Today, we're able to offer newer treatments like medicines that target distinct problems in the immune system.

These can include:

  • Oral medicine like corticosteroids (prednisone).
  • A shot or IV of biologic drugs.

While they have side effects — as all drugs do — they offer better results than past treatments.

In some cases, drugs can target pathways known to be active in certain SAIDs. In very severe cases, we may suggest a bone marrow transplant.

Why Choose UPMC for SAIDs Care?

Our team takes a group approach to treatment. We meet with you to share our views.

We also meet to align care and take all the experts' input into account to design the best treatment plan.

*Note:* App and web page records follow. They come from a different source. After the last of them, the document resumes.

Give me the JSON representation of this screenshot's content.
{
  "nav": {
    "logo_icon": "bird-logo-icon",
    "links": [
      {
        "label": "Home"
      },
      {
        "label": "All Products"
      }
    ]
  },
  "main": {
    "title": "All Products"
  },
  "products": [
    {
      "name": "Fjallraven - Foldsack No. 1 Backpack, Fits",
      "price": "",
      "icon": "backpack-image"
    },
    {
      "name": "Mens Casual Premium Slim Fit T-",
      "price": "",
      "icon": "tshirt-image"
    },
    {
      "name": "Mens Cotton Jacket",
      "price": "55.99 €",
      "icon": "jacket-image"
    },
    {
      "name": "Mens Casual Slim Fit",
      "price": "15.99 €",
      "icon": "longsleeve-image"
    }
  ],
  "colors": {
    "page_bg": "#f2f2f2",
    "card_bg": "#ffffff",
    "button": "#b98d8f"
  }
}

Our experts have:

  • Trained extensively in SAID-specific rheumatology at the National Institutes of Health (NIAID, NHGRI). This is where doctors first described and defined these disorders.
  • Worked in SAID treatment, research, and advocacy for more than 10 years.
  • Treated more than 200 people with SAIDs.
  • Helped create treatment guidelines for diagnosing and managing SAIDs.

As a center focused on SAID diagnosis and treatment, we:

  • Offer targeted genetic testing and whole exome/genome sequencing.
  • Join with the IDDAT Program to diagnose and treat a wide range of rare immune system diseases.
  • Work with a broad network of colleagues to provide cutting-edge tests and treatments.
  • Are one of the only SAID centers in the U.S. giving care to both children and adults.

More SAIDs Resources

Traveling to Pittsburgh for SAIDs care?

SAIDs education and research